* [RECORDS FOR THIS TASK]:
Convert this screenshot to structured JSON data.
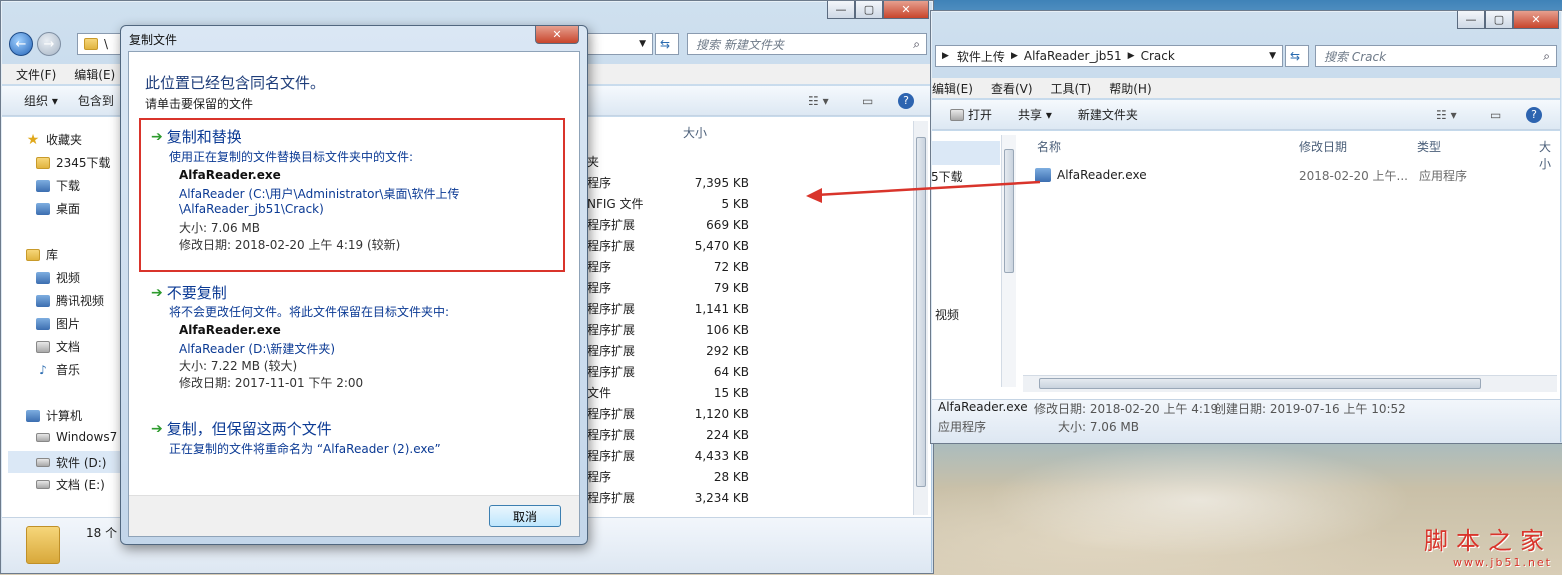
{
  "left_window": {
    "address_partial": "\\",
    "search_placeholder": "搜索 新建文件夹",
    "menu": [
      "文件(F)",
      "编辑(E)"
    ],
    "toolbar": {
      "organize": "组织 ▾",
      "include": "包含到"
    },
    "nav": {
      "favorites": "收藏夹",
      "fav_items": [
        "2345下载",
        "下载",
        "桌面"
      ],
      "library": "库",
      "lib_items": [
        "视频",
        "腾讯视频",
        "图片",
        "文档",
        "音乐"
      ],
      "computer": "计算机",
      "drives": [
        "Windows7",
        "软件 (D:)",
        "文档 (E:)"
      ]
    },
    "size_header": "大小",
    "rows": [
      {
        "type": "夹",
        "size": ""
      },
      {
        "type": "程序",
        "size": "7,395 KB"
      },
      {
        "type": "NFIG 文件",
        "size": "5 KB"
      },
      {
        "type": "程序扩展",
        "size": "669 KB"
      },
      {
        "type": "程序扩展",
        "size": "5,470 KB"
      },
      {
        "type": "程序",
        "size": "72 KB"
      },
      {
        "type": "程序",
        "size": "79 KB"
      },
      {
        "type": "程序扩展",
        "size": "1,141 KB"
      },
      {
        "type": "程序扩展",
        "size": "106 KB"
      },
      {
        "type": "程序扩展",
        "size": "292 KB"
      },
      {
        "type": "程序扩展",
        "size": "64 KB"
      },
      {
        "type": "文件",
        "size": "15 KB"
      },
      {
        "type": "程序扩展",
        "size": "1,120 KB"
      },
      {
        "type": "程序扩展",
        "size": "224 KB"
      },
      {
        "type": "程序扩展",
        "size": "4,433 KB"
      },
      {
        "type": "程序",
        "size": "28 KB"
      },
      {
        "type": "程序扩展",
        "size": "3,234 KB"
      }
    ],
    "status_count": "18 个"
  },
  "dialog": {
    "title": "复制文件",
    "heading": "此位置已经包含同名文件。",
    "subheading": "请单击要保留的文件",
    "option1": {
      "title": "复制和替换",
      "desc": "使用正在复制的文件替换目标文件夹中的文件:",
      "filename": "AlfaReader.exe",
      "path1": "AlfaReader (C:\\用户\\Administrator\\桌面\\软件上传",
      "path2": "\\AlfaReader_jb51\\Crack)",
      "size": "大小: 7.06 MB",
      "date": "修改日期: 2018-02-20 上午 4:19 (较新)"
    },
    "option2": {
      "title": "不要复制",
      "desc": "将不会更改任何文件。将此文件保留在目标文件夹中:",
      "filename": "AlfaReader.exe",
      "path": "AlfaReader (D:\\新建文件夹)",
      "size": "大小: 7.22 MB (较大)",
      "date": "修改日期: 2017-11-01 下午 2:00"
    },
    "option3": {
      "title": "复制，但保留这两个文件",
      "desc": "正在复制的文件将重命名为 “AlfaReader (2).exe”"
    },
    "cancel": "取消"
  },
  "right_window": {
    "breadcrumb": [
      "软件上传",
      "AlfaReader_jb51",
      "Crack"
    ],
    "search_placeholder": "搜索 Crack",
    "menu": [
      "编辑(E)",
      "查看(V)",
      "工具(T)",
      "帮助(H)"
    ],
    "toolbar": {
      "open": "打开",
      "share": "共享 ▾",
      "new_folder": "新建文件夹"
    },
    "nav": [
      "5下载",
      "视频"
    ],
    "columns": {
      "name": "名称",
      "date": "修改日期",
      "type": "类型",
      "size": "大小"
    },
    "file": {
      "name": "AlfaReader.exe",
      "date": "2018-02-20 上午...",
      "type": "应用程序"
    },
    "details": {
      "name": "AlfaReader.exe",
      "modified": "修改日期: 2018-02-20 上午 4:19",
      "created": "创建日期: 2019-07-16 上午 10:52",
      "type": "应用程序",
      "size": "大小: 7.06 MB"
    }
  },
  "watermark": {
    "brand": "脚本之家",
    "url": "www.jb51.net"
  },
  "colors": {
    "highlight": "#d9342b",
    "link": "#0b3a94",
    "arrow": "#d9342b"
  }
}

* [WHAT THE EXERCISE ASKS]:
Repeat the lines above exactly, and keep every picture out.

* [ANSWER TO THE PROBLEM]:
Convert this screenshot to structured JSON data.
{
  "left_window": {
    "address_partial": "\\",
    "search_placeholder": "搜索 新建文件夹",
    "menu": [
      "文件(F)",
      "编辑(E)"
    ],
    "toolbar": {
      "organize": "组织 ▾",
      "include": "包含到"
    },
    "nav": {
      "favorites": "收藏夹",
      "fav_items": [
        "2345下载",
        "下载",
        "桌面"
      ],
      "library": "库",
      "lib_items": [
        "视频",
        "腾讯视频",
        "图片",
        "文档",
        "音乐"
      ],
      "computer": "计算机",
      "drives": [
        "Windows7",
        "软件 (D:)",
        "文档 (E:)"
      ]
    },
    "size_header": "大小",
    "rows": [
      {
        "type": "夹",
        "size": ""
      },
      {
        "type": "程序",
        "size": "7,395 KB"
      },
      {
        "type": "NFIG 文件",
        "size": "5 KB"
      },
      {
        "type": "程序扩展",
        "size": "669 KB"
      },
      {
        "type": "程序扩展",
        "size": "5,470 KB"
      },
      {
        "type": "程序",
        "size": "72 KB"
      },
      {
        "type": "程序",
        "size": "79 KB"
      },
      {
        "type": "程序扩展",
        "size": "1,141 KB"
      },
      {
        "type": "程序扩展",
        "size": "106 KB"
      },
      {
        "type": "程序扩展",
        "size": "292 KB"
      },
      {
        "type": "程序扩展",
        "size": "64 KB"
      },
      {
        "type": "文件",
        "size": "15 KB"
      },
      {
        "type": "程序扩展",
        "size": "1,120 KB"
      },
      {
        "type": "程序扩展",
        "size": "224 KB"
      },
      {
        "type": "程序扩展",
        "size": "4,433 KB"
      },
      {
        "type": "程序",
        "size": "28 KB"
      },
      {
        "type": "程序扩展",
        "size": "3,234 KB"
      }
    ],
    "status_count": "18 个"
  },
  "dialog": {
    "title": "复制文件",
    "heading": "此位置已经包含同名文件。",
    "subheading": "请单击要保留的文件",
    "option1": {
      "title": "复制和替换",
      "desc": "使用正在复制的文件替换目标文件夹中的文件:",
      "filename": "AlfaReader.exe",
      "path1": "AlfaReader (C:\\用户\\Administrator\\桌面\\软件上传",
      "path2": "\\AlfaReader_jb51\\Crack)",
      "size": "大小: 7.06 MB",
      "date": "修改日期: 2018-02-20 上午 4:19 (较新)"
    },
    "option2": {
      "title": "不要复制",
      "desc": "将不会更改任何文件。将此文件保留在目标文件夹中:",
      "filename": "AlfaReader.exe",
      "path": "AlfaReader (D:\\新建文件夹)",
      "size": "大小: 7.22 MB (较大)",
      "date": "修改日期: 2017-11-01 下午 2:00"
    },
    "option3": {
      "title": "复制，但保留这两个文件",
      "desc": "正在复制的文件将重命名为 “AlfaReader (2).exe”"
    },
    "cancel": "取消"
  },
  "right_window": {
    "breadcrumb": [
      "软件上传",
      "AlfaReader_jb51",
      "Crack"
    ],
    "search_placeholder": "搜索 Crack",
    "menu": [
      "编辑(E)",
      "查看(V)",
      "工具(T)",
      "帮助(H)"
    ],
    "toolbar": {
      "open": "打开",
      "share": "共享 ▾",
      "new_folder": "新建文件夹"
    },
    "nav": [
      "5下载",
      "视频"
    ],
    "columns": {
      "name": "名称",
      "date": "修改日期",
      "type": "类型",
      "size": "大小"
    },
    "file": {
      "name": "AlfaReader.exe",
      "date": "2018-02-20 上午...",
      "type": "应用程序"
    },
    "details": {
      "name": "AlfaReader.exe",
      "modified": "修改日期: 2018-02-20 上午 4:19",
      "created": "创建日期: 2019-07-16 上午 10:52",
      "type": "应用程序",
      "size": "大小: 7.06 MB"
    }
  },
  "watermark": {
    "brand": "脚本之家",
    "url": "www.jb51.net"
  },
  "colors": {
    "highlight": "#d9342b",
    "link": "#0b3a94",
    "arrow": "#d9342b"
  }
}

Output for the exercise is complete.